On arrival, he witnessed social workers arriving to counsel a pupil whose uncle was stabbed in front of her.
He said it seemed that this was not an isolated case. But, Qobo said he was touched to see parents volunteering their time at the school to help pupils catch up with their lessons.
“When you look and take a walk around the school it’s not well resourced in terms of infrastructure. You could say it is better than schools in the rural areas but you would want to create a conducive environment for learning at the school and infrastructure is part of that.”
The school’s finances were also not great, he said, and the lack of sport facilities was also a challenge.
“Education is much more than cognitive development but also physical and emotional development. Sporting activities provide an important space and ground for kids to integrate to grow emotionally and to be enriched socially.”
On the positive side, Qobo said the enthusiasm of teachers and parents was extremely encouraging.
“As well as enthusiasm and passion of the principal because for a school to be functional you need a sound and functioning leadership team,” Qobo said.
He said there was a need for corporates, philanthropists and entrepreneurs with resources to be involved in schools.
Parents have to be a lot more involved, he said.
“The challenges I’ve seen in this school, which I suppose are a microcosm of what you find in these areas as well in townships are not insurmountable. They can be solved. I think gone are the times when government or government departments are the ones that can give us all solution.”
Asked what his company was going to contribute, Qobo said he had formed a relationship with Fransman.
“I think in these kinds of relationships you can’t come and say this is what I’m going to do for you. It’s not a hierarchal relationship. We are equals. We are peers with the principal. I’m here to learn as much as he is part of this programme to also learn. My strong desire is to forge a friendship with the principal to get to know him better. To get him to know me better.

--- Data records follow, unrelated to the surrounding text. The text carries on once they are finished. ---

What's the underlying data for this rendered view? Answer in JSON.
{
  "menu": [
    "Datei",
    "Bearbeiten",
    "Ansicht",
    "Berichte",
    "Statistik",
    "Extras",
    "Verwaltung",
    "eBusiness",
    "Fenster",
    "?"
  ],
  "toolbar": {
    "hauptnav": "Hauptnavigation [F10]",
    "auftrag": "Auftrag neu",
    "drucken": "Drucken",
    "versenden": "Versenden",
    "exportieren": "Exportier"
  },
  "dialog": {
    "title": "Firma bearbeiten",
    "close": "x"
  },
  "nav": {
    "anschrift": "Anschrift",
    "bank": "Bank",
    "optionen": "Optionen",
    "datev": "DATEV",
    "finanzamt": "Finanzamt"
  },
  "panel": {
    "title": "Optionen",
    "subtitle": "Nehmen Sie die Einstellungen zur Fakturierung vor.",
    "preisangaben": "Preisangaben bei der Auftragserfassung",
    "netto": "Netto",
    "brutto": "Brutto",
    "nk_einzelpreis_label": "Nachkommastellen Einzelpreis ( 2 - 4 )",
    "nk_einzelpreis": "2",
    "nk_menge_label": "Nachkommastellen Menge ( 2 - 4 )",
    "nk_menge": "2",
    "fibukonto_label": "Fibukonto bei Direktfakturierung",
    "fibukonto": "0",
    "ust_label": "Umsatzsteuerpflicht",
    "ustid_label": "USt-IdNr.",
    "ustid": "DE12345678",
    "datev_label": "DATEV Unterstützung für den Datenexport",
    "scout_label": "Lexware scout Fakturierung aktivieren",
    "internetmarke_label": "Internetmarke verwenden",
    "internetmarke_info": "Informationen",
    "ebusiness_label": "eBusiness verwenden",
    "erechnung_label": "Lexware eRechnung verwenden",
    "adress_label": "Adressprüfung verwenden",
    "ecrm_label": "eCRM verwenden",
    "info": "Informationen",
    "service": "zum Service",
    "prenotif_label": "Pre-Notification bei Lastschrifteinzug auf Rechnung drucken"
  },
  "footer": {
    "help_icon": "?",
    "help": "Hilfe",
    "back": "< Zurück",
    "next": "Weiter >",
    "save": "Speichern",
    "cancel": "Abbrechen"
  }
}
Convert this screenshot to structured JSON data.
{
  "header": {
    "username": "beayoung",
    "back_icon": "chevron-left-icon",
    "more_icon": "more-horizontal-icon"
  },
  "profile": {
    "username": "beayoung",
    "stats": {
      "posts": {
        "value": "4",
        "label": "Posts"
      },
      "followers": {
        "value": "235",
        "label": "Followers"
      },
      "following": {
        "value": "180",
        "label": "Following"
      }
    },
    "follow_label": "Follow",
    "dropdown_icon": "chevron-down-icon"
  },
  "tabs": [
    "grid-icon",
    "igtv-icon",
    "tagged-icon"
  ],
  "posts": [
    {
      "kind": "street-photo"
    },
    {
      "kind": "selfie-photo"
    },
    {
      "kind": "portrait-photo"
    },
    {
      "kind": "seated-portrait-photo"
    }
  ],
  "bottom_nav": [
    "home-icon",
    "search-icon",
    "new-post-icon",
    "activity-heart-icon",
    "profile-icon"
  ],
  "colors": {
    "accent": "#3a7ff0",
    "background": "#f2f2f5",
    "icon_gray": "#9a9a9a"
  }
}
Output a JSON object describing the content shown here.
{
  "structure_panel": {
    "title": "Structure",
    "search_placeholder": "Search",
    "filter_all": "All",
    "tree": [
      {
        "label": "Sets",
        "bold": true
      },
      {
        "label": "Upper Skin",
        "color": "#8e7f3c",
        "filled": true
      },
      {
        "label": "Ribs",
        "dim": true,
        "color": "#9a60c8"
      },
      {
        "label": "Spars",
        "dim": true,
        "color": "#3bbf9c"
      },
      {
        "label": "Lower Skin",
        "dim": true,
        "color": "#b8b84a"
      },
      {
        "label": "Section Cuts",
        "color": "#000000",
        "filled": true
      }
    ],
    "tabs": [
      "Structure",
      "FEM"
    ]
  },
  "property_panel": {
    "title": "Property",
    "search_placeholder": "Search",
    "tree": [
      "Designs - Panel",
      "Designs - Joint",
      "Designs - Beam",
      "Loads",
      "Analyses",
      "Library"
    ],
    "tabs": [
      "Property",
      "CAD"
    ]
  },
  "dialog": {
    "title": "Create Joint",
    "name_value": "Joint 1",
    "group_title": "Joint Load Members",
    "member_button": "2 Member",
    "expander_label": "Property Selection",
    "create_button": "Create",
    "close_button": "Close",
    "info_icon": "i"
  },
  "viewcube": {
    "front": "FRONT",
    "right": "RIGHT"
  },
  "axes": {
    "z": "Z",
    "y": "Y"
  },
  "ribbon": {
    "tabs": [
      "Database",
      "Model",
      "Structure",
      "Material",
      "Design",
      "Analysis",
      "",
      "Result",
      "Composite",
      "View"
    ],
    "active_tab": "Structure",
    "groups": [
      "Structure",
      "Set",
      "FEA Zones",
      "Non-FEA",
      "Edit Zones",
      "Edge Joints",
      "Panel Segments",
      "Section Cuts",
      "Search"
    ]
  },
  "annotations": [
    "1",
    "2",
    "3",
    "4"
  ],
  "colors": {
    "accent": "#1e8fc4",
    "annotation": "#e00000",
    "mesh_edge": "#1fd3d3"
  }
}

“I’m not running away from your question. We will certainly make a contribution – you can hold us to that. We will make a contribution where we are able to. Where we can’t we will stretch and will co-design solutions with the principal, co-think and co-generate ideas to contribute to the school.”
Qobo said he had always been inspired by the idea of empowering the new generation of leaders and to create a breeding ground for future leaders.
“Sometimes we over conceptualise it and becomes too abstract about it when it’s really about spending time with someone getting to make a contribution and investment in a pupil and also because we live in such a negative environment everything [including] news are so negative and I think the greatest antidote to cynicism is to become involved and I look forward to this relationship as an academic, scholar and as a business person. I think there is a lot I can learn and contribute to the school.”
If he were a principal of the school, Qobo said, each pupil would be at the centre of his attention.
“A pupil is the most important unit at the school. The school exists because of pupils so it needs to centre everything around their development. If you are developing curriculum it has to build this leader of the future.”
He said that when teachers looked at the pupils they needed to see their potential.
“So when you relate to the pupil you relate to his or her potential and connect them to their potential and therefore your leadership team is galvanised towards that objective.”
Qobo said pupils at the school had “a very difficult past but their future is more potent and more powerful than where they come from”.
“That is why we have to tend, motivate and inspire them. Even if they don’t see that we have to speak it out for them to believe it,” Qobo said.
He said he was involved in the initiative to invest in the future to ensure a socially cohesive, thriving and prospering South Africa.
Grade 7 pupil, Jamela Abubakar (14), said the pupils felt that the priority was sporting facilities.
“Children are very good at sport but only if they can have opportunity to play and compete with other schools,” Abubakar said.